Unformatted text preview: 76 The Milken Institute Review b y l i n da b i l m e s a n d j o s e p h e . st i g l i t z In January, we estimated that the true cost of the Iraq war could reach $2 trillion, a fi gure that seemed shockingly high. But since that time, the cost of the war in both blood and money has risen even faster than our pro- jections anticipated. More than 2,500 Ameri- can troops have died and close to 20,000 have been wounded since Operation Iraqi Free- dom began. And the $2 trillion number the sum of the current and future budgetary costs along with the economic impact of lives lost, jobs interrupted and oil prices driven higher by political uncertainty in the Middle East now seems low. One source of diffi culty in getting an accu- rate picture of the direct cost of prosecuting the war is the way the government does its ac- counting. With cash accounting, income and expenses are recorded when payments are actually made for example, what you pay off on your credit card today not the amount outstanding. By contrast, with ac- crual accounting, income and expenses are recorded when the commitment is made. But, as Representative Jim Cooper, Democrat of Tennessee, notes, The budget of the United States uses cash accounting, and only the tini- est businesses in America are even allowed to use cash accounting. Why? Because it gives you a very distorted picture. The distortion is particularly acute in the case of the Iraq war. The cash costs of feeding, housing, transporting and equipping U.S. troops, paying for reconstruction costs, re- pairs and replacement parts and training Iraqi forces are just the tip of an enormous iceberg. Costs incurred, but not yet paid, dwarf what is being spent now even when future anticipated outlays are converted back into 2006 dollars. our debt to veterans A major contributor to this long-term cost is the medical care and disability benefi ts pro- vided to veterans. More than one million U.S. troops have now served in Iraq. And once they leave, each is entitled to a long list of benefi ts for the remainder of his or her life. Veterans can apply for compensation for any LINDA BILMES, an assistant secretary of commerce in the Clinton Administration, is a lecturer in public fi nance at Harvards Kennedy School of Government. JOSEPH STIGLITZ, a former chairman of the Council of Economic Advisors and chief economist at the World Bank, teaches at Columbia University. He was awarded the Nobel Prize in economics in 2001. In the last issue of the Milken Institute Review , Scott Wallsten and Katrina Kosec calculated that the real cost of the Iraq war would total $1 trillion. Here, two other distinguished scholars offer a far higher estimate one that focuses on the long-term costs of injuries and economic dislocation created by the war....
View Full Document

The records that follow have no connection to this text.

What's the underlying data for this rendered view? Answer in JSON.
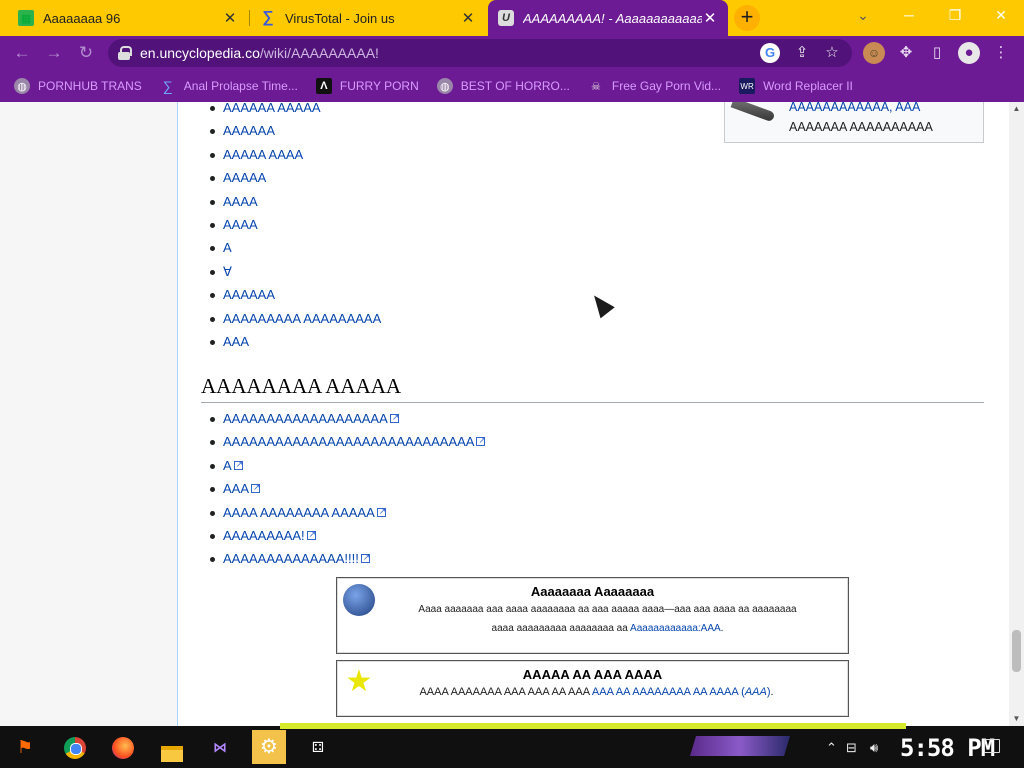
{
  "tabs": [
    {
      "title": "Aaaaaaaa 96",
      "icon": "sheet-favicon"
    },
    {
      "title": "VirusTotal - Join us",
      "icon": "virustotal-favicon"
    },
    {
      "title": "AAAAAAAAA! - Aaaaaaaaaaaa",
      "icon": "uncyclopedia-favicon",
      "active": true
    }
  ],
  "toolbar": {
    "url_host": "en.uncyclopedia.co",
    "url_path": "/wiki/AAAAAAAAA!"
  },
  "bookmarks": [
    {
      "label": "PORNHUB TRANS",
      "icon": "globe-icon"
    },
    {
      "label": "Anal Prolapse Time...",
      "icon": "sigma-icon"
    },
    {
      "label": "FURRY PORN",
      "icon": "lambda-icon"
    },
    {
      "label": "BEST OF HORRO...",
      "icon": "globe-icon"
    },
    {
      "label": "Free Gay Porn Vid...",
      "icon": "skull-icon"
    },
    {
      "label": "Word Replacer II",
      "icon": "wr-icon"
    }
  ],
  "infobox": {
    "line1": "AAAAAAAAAAAA, AAA",
    "line2": "AAAAAAA AAAAAAAAAA"
  },
  "list1": [
    "AAAAAA AAAAA",
    "AAAAAA",
    "AAAAA AAAA",
    "AAAAA",
    "AAAA",
    "AAAA",
    "A",
    "∀",
    "AAAAAA",
    "AAAAAAAAA AAAAAAAAA",
    "AAA"
  ],
  "section_heading": "AAAAAAAA AAAAA",
  "list2": [
    "AAAAAAAAAAAAAAAAAAA",
    "AAAAAAAAAAAAAAAAAAAAAAAAAAAAA",
    "A",
    "AAA",
    "AAAA AAAAAAAA AAAAA",
    "AAAAAAAAA!",
    "AAAAAAAAAAAAAA!!!!"
  ],
  "box1": {
    "title": "Aaaaaaaa Aaaaaaaa",
    "line1": "Aaaa aaaaaaa aaa aaaa aaaaaaaa aa aaa aaaaa aaaa—aaa aaa aaaa aa aaaaaaaa",
    "line2_text": "aaaa aaaaaaaaa aaaaaaaa aa ",
    "line2_link": "Aaaaaaaaaaaa:AAA",
    "line2_end": "."
  },
  "box2": {
    "title": "AAAAA AA AAA AAAA",
    "text": "AAAA AAAAAAA AAA AAA AA AAA ",
    "link": "AAA AA AAAAAAAA AA AAAA",
    "paren_link": "AAA",
    "end": "."
  },
  "taskbar": {
    "clock": "5:58 PM"
  }
}
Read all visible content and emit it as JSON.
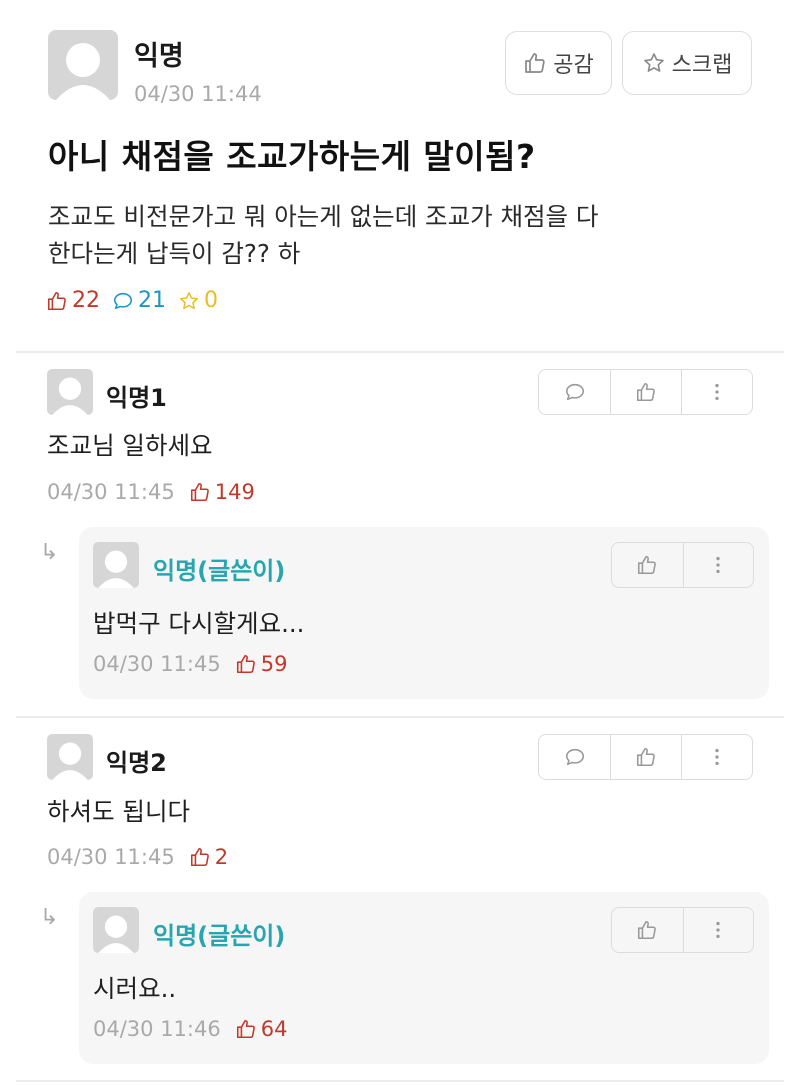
{
  "post": {
    "author": "익명",
    "time": "04/30 11:44",
    "like_button": "공감",
    "scrap_button": "스크랩",
    "title": "아니 채점을 조교가하는게 말이됨?",
    "body_line1": "조교도 비전문가고 뭐 아는게 없는데 조교가 채점을 다",
    "body_line2": "한다는게 납득이 감?? 하",
    "likes": "22",
    "comments": "21",
    "scraps": "0"
  },
  "comments": [
    {
      "author": "익명1",
      "text": "조교님 일하세요",
      "time": "04/30 11:45",
      "likes": "149",
      "reply": {
        "author": "익명(글쓴이)",
        "text": "밥먹구 다시할게요...",
        "time": "04/30 11:45",
        "likes": "59"
      }
    },
    {
      "author": "익명2",
      "text": "하셔도 됩니다",
      "time": "04/30 11:45",
      "likes": "2",
      "reply": {
        "author": "익명(글쓴이)",
        "text": "시러요..",
        "time": "04/30 11:46",
        "likes": "64"
      }
    }
  ],
  "icons": {
    "avatar": "default-avatar-icon",
    "like": "thumbs-up-icon",
    "comment": "speech-bubble-icon",
    "scrap": "star-icon",
    "more": "vertical-dots-icon",
    "reply": "reply-arrow-icon"
  },
  "colors": {
    "like": "#c0392b",
    "comment": "#1c96c7",
    "scrap": "#e8bd25",
    "op_author": "#27a6b0",
    "meta": "#a9a9a9"
  }
}
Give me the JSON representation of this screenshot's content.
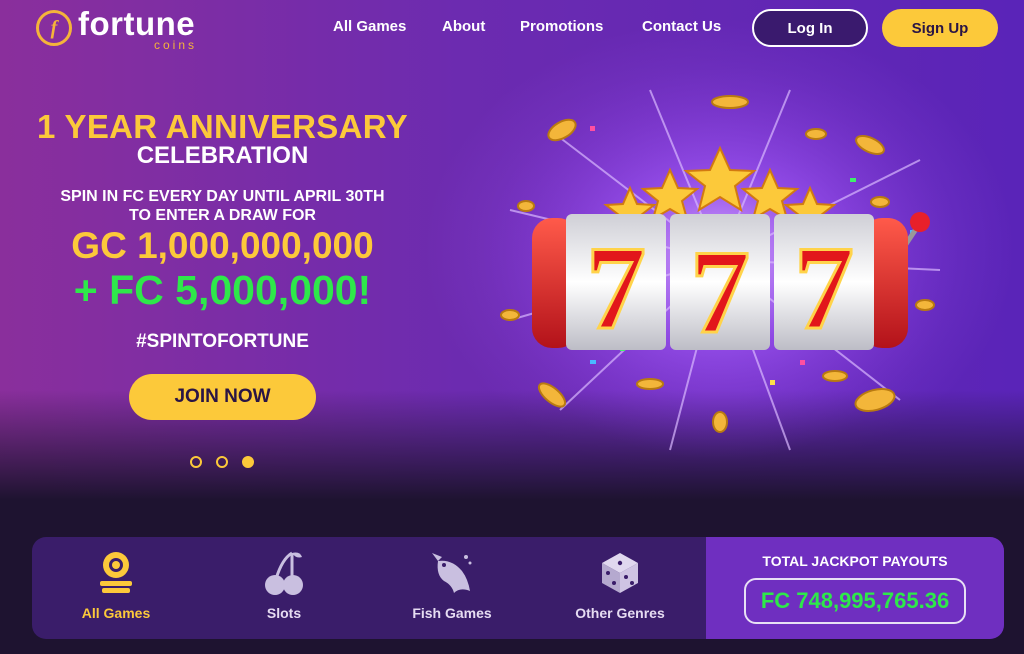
{
  "header": {
    "logo": {
      "word": "fortune",
      "sub": "coins",
      "badge": "f"
    },
    "nav": [
      "All Games",
      "About",
      "Promotions",
      "Contact Us"
    ],
    "login_label": "Log In",
    "signup_label": "Sign Up"
  },
  "hero": {
    "line1": "1 YEAR ANNIVERSARY",
    "line2": "CELEBRATION",
    "line3": "SPIN IN FC EVERY DAY UNTIL APRIL 30TH",
    "line4": "TO ENTER A DRAW FOR",
    "gc_prize": "GC 1,000,000,000",
    "fc_prize": "+ FC 5,000,000!",
    "hashtag": "#SPINTOFORTUNE",
    "cta": "JOIN NOW",
    "reels": [
      "7",
      "7",
      "7"
    ],
    "carousel_active_index": 2
  },
  "categories": [
    {
      "label": "All Games",
      "icon": "chip-stack-icon",
      "active": true
    },
    {
      "label": "Slots",
      "icon": "cherries-icon",
      "active": false
    },
    {
      "label": "Fish Games",
      "icon": "fish-icon",
      "active": false
    },
    {
      "label": "Other Genres",
      "icon": "dice-icon",
      "active": false
    }
  ],
  "jackpot": {
    "title": "TOTAL JACKPOT PAYOUTS",
    "value": "FC 748,995,765.36"
  },
  "colors": {
    "accent_yellow": "#fcc93a",
    "accent_green": "#2ee84a",
    "hero_purple": "#6c2bb0",
    "bar_purple": "#3a1d6a",
    "jackpot_purple": "#6f2fc0"
  }
}
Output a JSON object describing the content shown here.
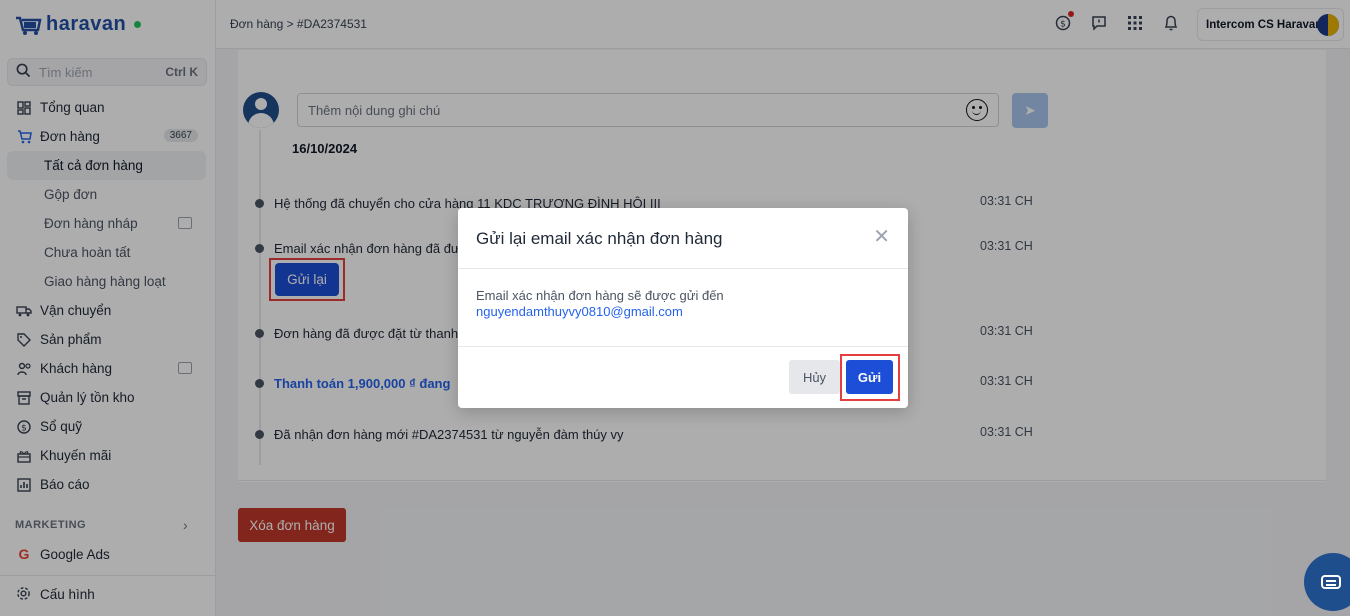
{
  "app": {
    "logo_text": "haravan",
    "colors": {
      "brand": "#2250a6",
      "primary": "#1d4ed8",
      "danger": "#c0392b",
      "highlight": "#e53e3e"
    }
  },
  "search": {
    "placeholder": "Tìm kiếm",
    "shortcut": "Ctrl K"
  },
  "sidebar": {
    "overview": "Tổng quan",
    "orders": {
      "label": "Đơn hàng",
      "badge": "3667"
    },
    "order_subs": [
      "Tất cả đơn hàng",
      "Gộp đơn",
      "Đơn hàng nháp",
      "Chưa hoàn tất",
      "Giao hàng hàng loạt"
    ],
    "shipping": "Vận chuyển",
    "products": "Sản phẩm",
    "customers": "Khách hàng",
    "inventory": "Quản lý tồn kho",
    "cashbook": "Sổ quỹ",
    "promotions": "Khuyến mãi",
    "reports": "Báo cáo",
    "marketing_label": "MARKETING",
    "google_ads": "Google Ads",
    "settings": "Cấu hình"
  },
  "header": {
    "breadcrumb": "Đơn hàng > #DA2374531",
    "account_name": "Intercom CS Haravan"
  },
  "timeline": {
    "note_placeholder": "Thêm nội dung ghi chú",
    "date": "16/10/2024",
    "events": [
      {
        "text": "Hệ thống đã chuyển cho cửa hàng 11 KDC TRƯƠNG ĐÌNH HỘI III",
        "time": "03:31 CH"
      },
      {
        "text": "Email xác nhận đơn hàng đã đư",
        "time": "03:31 CH"
      },
      {
        "text": "Đơn hàng đã được đặt từ thanh",
        "time": "03:31 CH"
      },
      {
        "text": "Thanh toán 1,900,000 ₫ đang",
        "time": "03:31 CH"
      },
      {
        "text": "Đã nhận đơn hàng mới #DA2374531 từ nguyễn đàm thúy vy",
        "time": "03:31 CH"
      }
    ],
    "resend_label": "Gửi lại"
  },
  "delete_order_label": "Xóa đơn hàng",
  "modal": {
    "title": "Gửi lại email xác nhận đơn hàng",
    "message": "Email xác nhận đơn hàng sẽ được gửi đến",
    "email": "nguyendamthuyvy0810@gmail.com",
    "cancel_label": "Hủy",
    "send_label": "Gửi"
  }
}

Page1 / 8

2006_Iraq_War_Milken - 76 The Milken Institute Review b y l...

This preview shows document pages 1 - 2. Sign up to view the full document.

View Full Document Right Arrow Icon
Ask a homework question - tutors are online